▶ **WORK REQUIRED**
Look below for lines that hold the string "Navarro" and copy each one.

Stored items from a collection
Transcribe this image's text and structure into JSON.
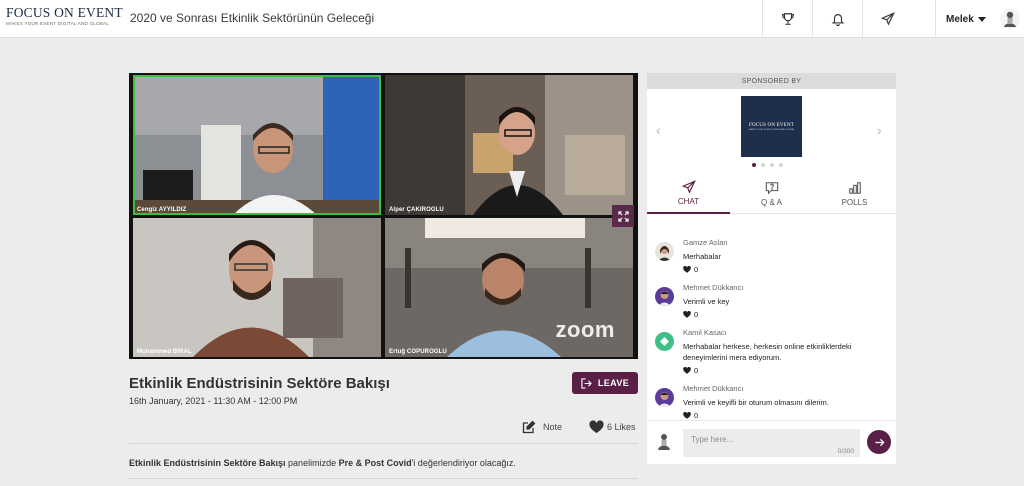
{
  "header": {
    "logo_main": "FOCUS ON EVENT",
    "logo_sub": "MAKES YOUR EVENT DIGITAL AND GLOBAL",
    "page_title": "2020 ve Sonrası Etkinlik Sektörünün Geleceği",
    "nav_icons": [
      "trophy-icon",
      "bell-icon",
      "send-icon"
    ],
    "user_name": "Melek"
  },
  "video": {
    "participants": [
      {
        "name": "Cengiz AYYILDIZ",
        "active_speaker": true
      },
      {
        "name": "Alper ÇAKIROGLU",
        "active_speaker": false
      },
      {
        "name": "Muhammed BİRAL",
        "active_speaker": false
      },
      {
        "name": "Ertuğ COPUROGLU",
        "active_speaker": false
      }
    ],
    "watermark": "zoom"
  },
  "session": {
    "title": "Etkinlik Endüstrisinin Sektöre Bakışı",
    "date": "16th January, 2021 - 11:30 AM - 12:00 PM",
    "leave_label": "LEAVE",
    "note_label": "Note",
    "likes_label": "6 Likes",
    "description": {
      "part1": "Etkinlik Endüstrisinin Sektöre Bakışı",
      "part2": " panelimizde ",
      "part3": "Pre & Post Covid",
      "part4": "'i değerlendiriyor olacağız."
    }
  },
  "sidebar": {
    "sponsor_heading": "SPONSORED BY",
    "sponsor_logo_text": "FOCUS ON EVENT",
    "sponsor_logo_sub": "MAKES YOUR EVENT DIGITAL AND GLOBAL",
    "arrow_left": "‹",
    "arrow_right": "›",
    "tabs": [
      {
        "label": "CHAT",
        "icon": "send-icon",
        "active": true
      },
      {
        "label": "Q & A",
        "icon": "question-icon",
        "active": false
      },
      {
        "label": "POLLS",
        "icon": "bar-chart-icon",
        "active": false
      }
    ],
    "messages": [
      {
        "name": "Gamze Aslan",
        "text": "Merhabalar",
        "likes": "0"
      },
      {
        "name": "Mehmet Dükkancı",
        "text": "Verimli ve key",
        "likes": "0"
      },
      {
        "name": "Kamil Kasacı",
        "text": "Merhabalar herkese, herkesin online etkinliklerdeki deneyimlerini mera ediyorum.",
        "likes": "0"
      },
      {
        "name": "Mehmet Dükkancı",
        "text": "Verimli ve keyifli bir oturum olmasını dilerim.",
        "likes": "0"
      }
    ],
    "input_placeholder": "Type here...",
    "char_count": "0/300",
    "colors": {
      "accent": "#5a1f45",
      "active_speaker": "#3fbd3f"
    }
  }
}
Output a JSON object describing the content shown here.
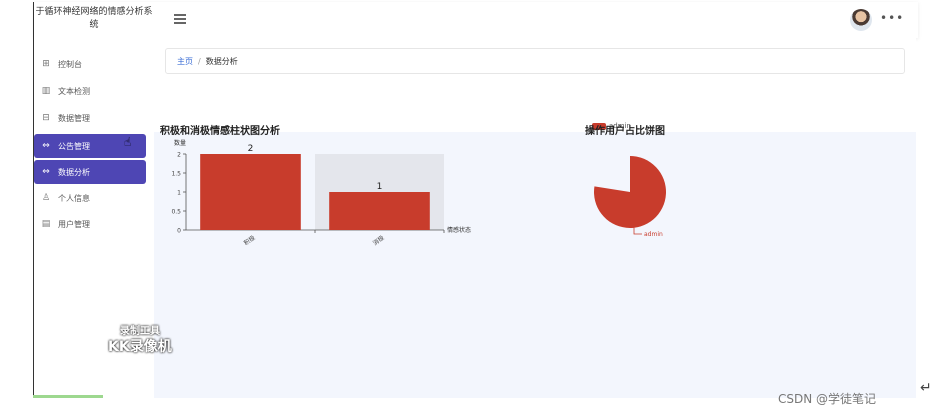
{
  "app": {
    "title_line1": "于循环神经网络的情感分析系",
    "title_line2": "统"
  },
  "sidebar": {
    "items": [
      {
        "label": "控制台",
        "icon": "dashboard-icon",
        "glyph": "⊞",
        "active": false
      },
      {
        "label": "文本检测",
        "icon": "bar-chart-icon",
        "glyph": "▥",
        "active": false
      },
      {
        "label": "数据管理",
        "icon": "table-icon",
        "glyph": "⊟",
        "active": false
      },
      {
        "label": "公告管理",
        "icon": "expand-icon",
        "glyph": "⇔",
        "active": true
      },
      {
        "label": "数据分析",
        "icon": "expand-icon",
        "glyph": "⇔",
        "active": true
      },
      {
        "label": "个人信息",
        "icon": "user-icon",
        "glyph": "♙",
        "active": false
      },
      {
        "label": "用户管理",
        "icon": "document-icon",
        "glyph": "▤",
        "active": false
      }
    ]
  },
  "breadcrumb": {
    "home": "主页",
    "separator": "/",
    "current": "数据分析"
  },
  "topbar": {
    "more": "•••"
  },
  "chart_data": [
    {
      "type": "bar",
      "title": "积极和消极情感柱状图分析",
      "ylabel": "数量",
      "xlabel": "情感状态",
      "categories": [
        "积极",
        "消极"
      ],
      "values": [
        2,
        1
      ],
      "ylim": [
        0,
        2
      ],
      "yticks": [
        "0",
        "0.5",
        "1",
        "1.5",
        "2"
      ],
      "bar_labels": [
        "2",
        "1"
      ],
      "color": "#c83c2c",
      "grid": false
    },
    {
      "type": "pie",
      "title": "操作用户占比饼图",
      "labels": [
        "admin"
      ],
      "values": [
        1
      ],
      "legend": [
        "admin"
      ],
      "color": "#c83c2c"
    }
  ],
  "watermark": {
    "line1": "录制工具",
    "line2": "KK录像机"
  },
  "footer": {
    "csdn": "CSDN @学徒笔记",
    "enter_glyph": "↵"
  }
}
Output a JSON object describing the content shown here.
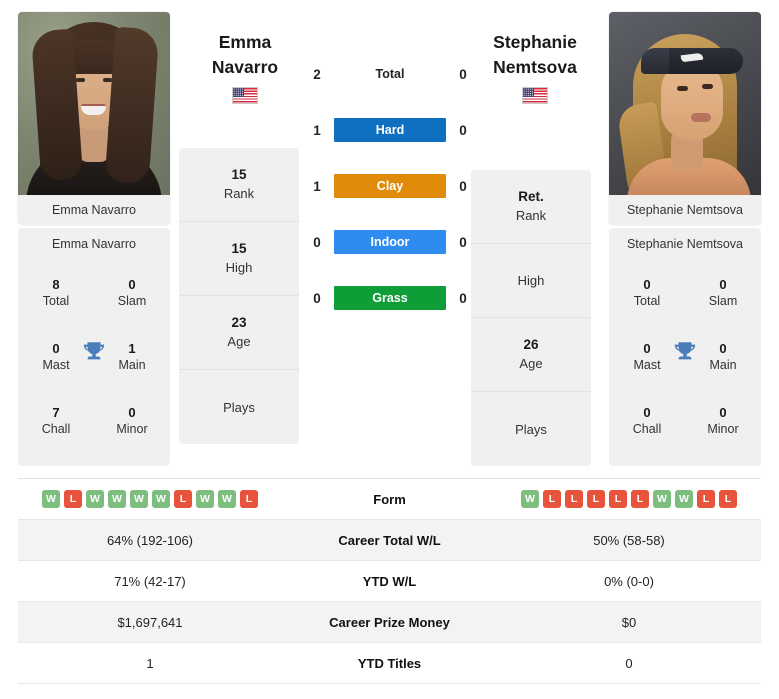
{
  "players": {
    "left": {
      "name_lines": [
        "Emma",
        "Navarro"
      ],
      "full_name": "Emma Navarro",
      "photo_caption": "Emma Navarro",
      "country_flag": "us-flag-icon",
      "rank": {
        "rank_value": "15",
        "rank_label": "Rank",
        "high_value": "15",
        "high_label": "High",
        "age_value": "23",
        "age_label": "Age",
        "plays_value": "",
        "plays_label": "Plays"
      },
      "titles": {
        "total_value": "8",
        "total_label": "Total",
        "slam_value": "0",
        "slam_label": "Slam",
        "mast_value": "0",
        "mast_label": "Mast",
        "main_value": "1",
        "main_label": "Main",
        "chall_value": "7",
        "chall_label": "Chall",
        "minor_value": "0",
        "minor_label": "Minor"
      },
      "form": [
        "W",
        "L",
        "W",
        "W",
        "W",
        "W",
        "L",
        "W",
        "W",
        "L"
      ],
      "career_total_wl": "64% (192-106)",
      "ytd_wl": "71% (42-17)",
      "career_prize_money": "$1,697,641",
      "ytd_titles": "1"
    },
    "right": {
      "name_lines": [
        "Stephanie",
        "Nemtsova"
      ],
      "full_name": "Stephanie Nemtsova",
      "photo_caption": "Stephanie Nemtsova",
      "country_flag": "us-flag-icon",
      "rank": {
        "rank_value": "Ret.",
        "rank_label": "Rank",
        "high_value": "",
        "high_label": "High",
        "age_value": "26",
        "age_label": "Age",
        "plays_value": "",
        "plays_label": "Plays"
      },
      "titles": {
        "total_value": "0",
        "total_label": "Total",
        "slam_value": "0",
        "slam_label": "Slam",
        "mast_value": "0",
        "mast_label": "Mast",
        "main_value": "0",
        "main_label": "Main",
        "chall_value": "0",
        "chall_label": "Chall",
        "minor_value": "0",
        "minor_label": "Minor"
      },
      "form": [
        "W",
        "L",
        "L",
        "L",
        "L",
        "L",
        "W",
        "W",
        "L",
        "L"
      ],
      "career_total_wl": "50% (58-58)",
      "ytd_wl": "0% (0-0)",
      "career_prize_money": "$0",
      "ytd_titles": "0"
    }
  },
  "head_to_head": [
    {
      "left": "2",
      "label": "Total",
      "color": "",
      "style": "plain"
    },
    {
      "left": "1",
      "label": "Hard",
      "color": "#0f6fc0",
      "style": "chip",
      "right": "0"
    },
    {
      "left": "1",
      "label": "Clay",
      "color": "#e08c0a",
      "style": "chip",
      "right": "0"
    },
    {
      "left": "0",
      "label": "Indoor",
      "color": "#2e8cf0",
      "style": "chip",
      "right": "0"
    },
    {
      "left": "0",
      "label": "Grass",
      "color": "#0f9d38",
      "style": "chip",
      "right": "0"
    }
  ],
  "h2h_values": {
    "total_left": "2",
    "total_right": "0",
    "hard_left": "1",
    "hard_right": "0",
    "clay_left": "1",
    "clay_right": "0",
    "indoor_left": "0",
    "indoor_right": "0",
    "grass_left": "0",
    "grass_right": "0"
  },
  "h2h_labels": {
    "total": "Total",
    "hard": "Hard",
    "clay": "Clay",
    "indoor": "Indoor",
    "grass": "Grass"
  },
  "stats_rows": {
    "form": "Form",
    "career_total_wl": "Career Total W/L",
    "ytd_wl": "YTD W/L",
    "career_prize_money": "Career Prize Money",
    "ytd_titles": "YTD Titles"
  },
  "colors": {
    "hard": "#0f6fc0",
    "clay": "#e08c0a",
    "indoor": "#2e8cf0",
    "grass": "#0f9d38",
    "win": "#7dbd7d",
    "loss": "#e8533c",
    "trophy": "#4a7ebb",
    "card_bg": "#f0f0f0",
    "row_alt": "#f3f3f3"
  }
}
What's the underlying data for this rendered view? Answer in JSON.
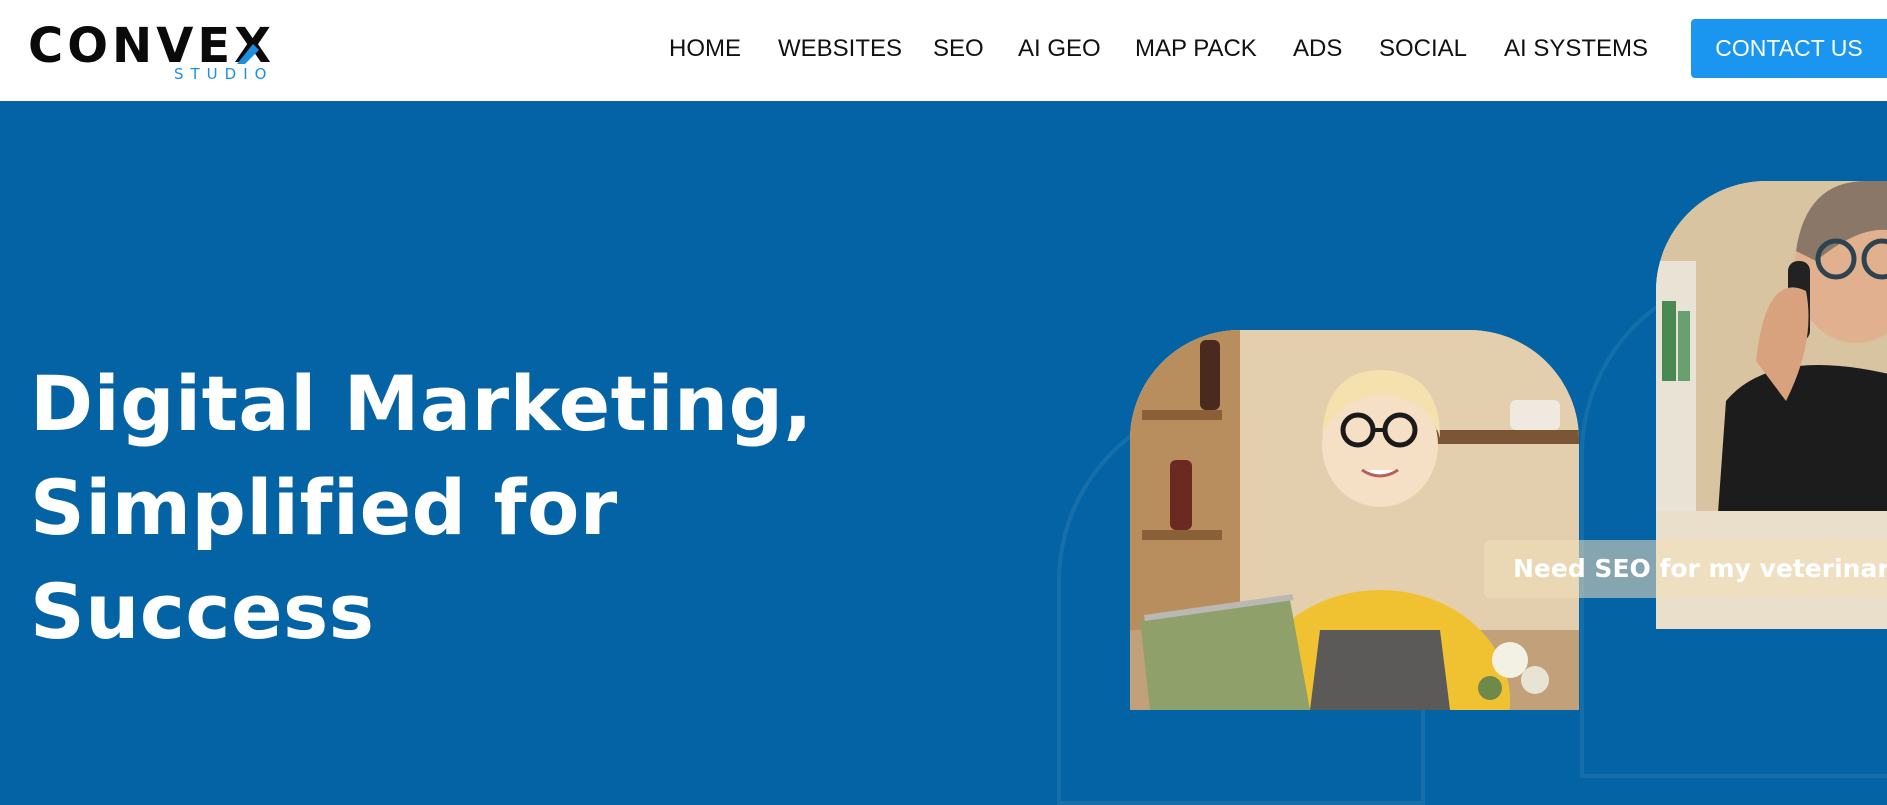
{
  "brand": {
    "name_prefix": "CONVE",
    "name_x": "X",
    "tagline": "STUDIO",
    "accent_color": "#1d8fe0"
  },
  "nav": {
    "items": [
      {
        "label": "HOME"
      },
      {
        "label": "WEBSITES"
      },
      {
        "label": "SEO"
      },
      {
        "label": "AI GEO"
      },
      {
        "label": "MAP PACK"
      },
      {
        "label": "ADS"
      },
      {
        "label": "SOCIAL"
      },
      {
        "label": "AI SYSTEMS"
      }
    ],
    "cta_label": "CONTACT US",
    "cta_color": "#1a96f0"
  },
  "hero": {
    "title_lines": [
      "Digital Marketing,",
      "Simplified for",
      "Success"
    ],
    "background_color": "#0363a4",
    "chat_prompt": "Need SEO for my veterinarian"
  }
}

▶ **ANSWER TO THIS PROBLEM**
        "Navarro"
      "full_name": "Emma Navarro",
      "photo_caption": "Emma Navarro",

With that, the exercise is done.